Boulder Fluid and Thermal Sciences Seminar Series

Tuesday, September 13, 2016

download announcement

3:30pm-4:30pm (refreshments at 3:15pm)
Bechtel Collaboratory in the Discovery Learning Center (DLC)
University of Colorado at Boulder

Add to Calendar 09/13/2016 3:30:00 PM 09/13/2016 4:30:00 PM 9 Boulder Fluid and Thermal Sciences Seminar Discovery Learning Center, University of Colorado, Boulder MM/DD/YYYY

Introduction to Problems in Computational Aeroelasticity

Adam Jirasek University of Colorado, Boulder

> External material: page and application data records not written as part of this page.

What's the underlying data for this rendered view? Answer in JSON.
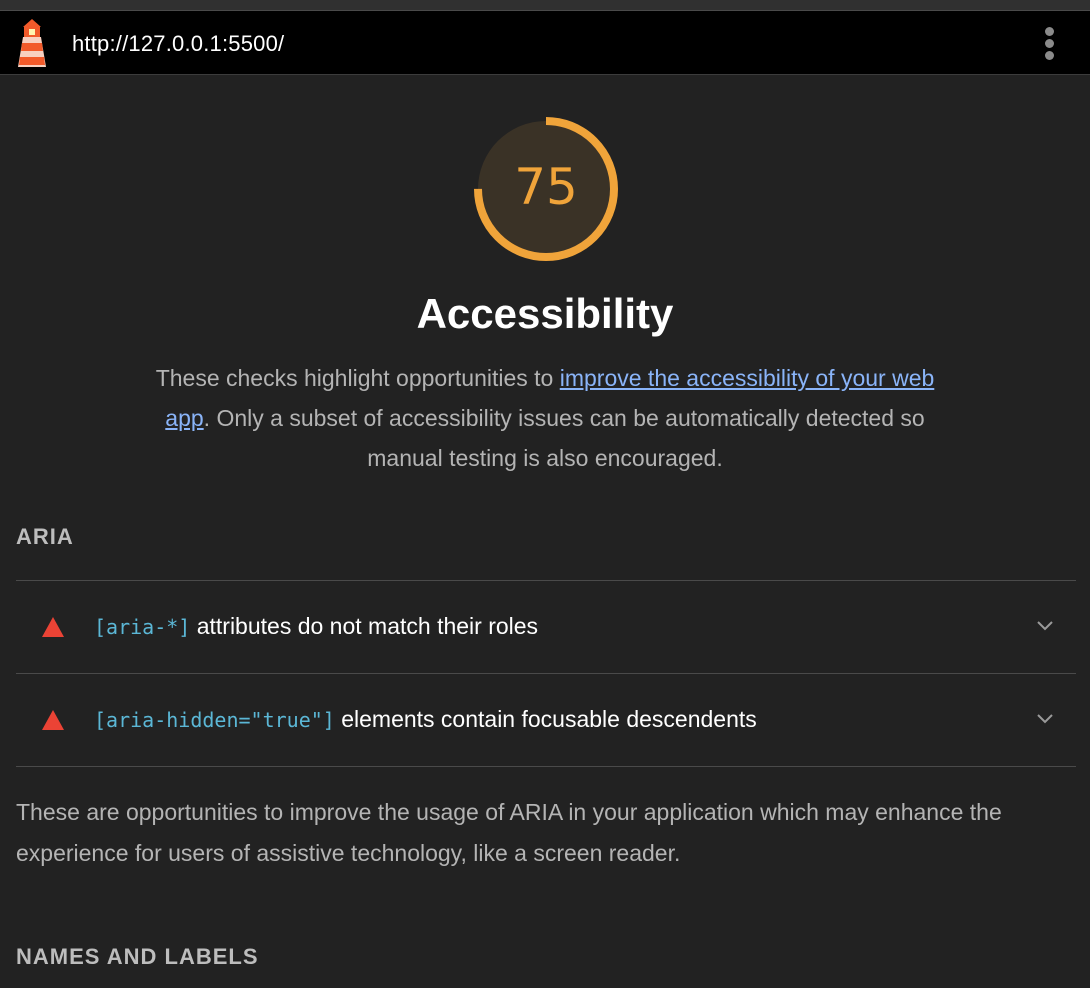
{
  "header": {
    "url": "http://127.0.0.1:5500/",
    "logo_icon": "lighthouse-icon",
    "menu_icon": "more-vertical-icon"
  },
  "score": {
    "value": "75",
    "fraction": 0.75,
    "color": "#f0a43a"
  },
  "category": {
    "title": "Accessibility",
    "description_before": "These checks highlight opportunities to ",
    "description_link": "improve the accessibility of your web app",
    "description_after": ". Only a subset of accessibility issues can be automatically detected so manual testing is also encouraged."
  },
  "groups": [
    {
      "title": "ARIA",
      "audits": [
        {
          "code": "[aria-*]",
          "text": " attributes do not match their roles",
          "status_icon": "fail-triangle-icon",
          "status_color": "#eb4335"
        },
        {
          "code": "[aria-hidden=\"true\"]",
          "text": " elements contain focusable descendents",
          "status_icon": "fail-triangle-icon",
          "status_color": "#eb4335"
        }
      ],
      "description": "These are opportunities to improve the usage of ARIA in your application which may enhance the experience for users of assistive technology, like a screen reader."
    },
    {
      "title": "NAMES AND LABELS"
    }
  ]
}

Computational aeroelasticity is a dynamic area of research relevant to a wide range of aerospace systems and problems. In this presentation, an overview of research challenges associated with computational aeroelasticity will be provided through demonstrations of various test cases. The focus of the presentation is to illustrate problems that might be encountered by a researcher who is active in computational aeroelasticity, including time synchronization of separately run solvers and issues with turbulence modeling for separated flows around elastic configurations. Recent progress in extending aeroleastic modeling from a modal-based approach to fully coupled non-modal based approach will be outlined.

Parameter Estimation for a Turbulent Buoyant Jet Using Approximate Bayesian Computation

Jason Christopher University of Colorado, Boulder

Approximate Bayesian Computation (ABC) is a powerful tool that allows sparse experimental or other “truth” data to be used for the prediction of unknown model parameters in numerical simulations of real-world engineering systems. In this presentation, I first introduce the ABC approach. I then use ABC to predict unknown inflow conditions in simulations of a two-dimensional (2D) turbulent, high-temperature buoyant jet. For this test case, “truth” data are obtained from a simulation with known boundary conditions and problem parameters. Using spatially- sparse temperature statistics from the 2D buoyant jet “truth” simulation, I show that the ABC method provides accurate predictions of the “true” jet inflow temperature. The success of the ABC approach in the present test suggests that ABC is a useful and versatile tool for engineering fluid dynamics research.


If you'd like email notifications regarding new events and updates, send an email to Colin Towery and let him know that you're interested.


Support from Herbert and Karen Vogel is gratefully acknowledged through a Vogel Faculty Fellowship at the University of Colorado, Boulder.



The seminar is held at the Discovery Learning Center (DLC) at the University of Colorado. Parking is free with a permit, which is provided at the seminar. The location for parking is shown in the map below.

Larger Map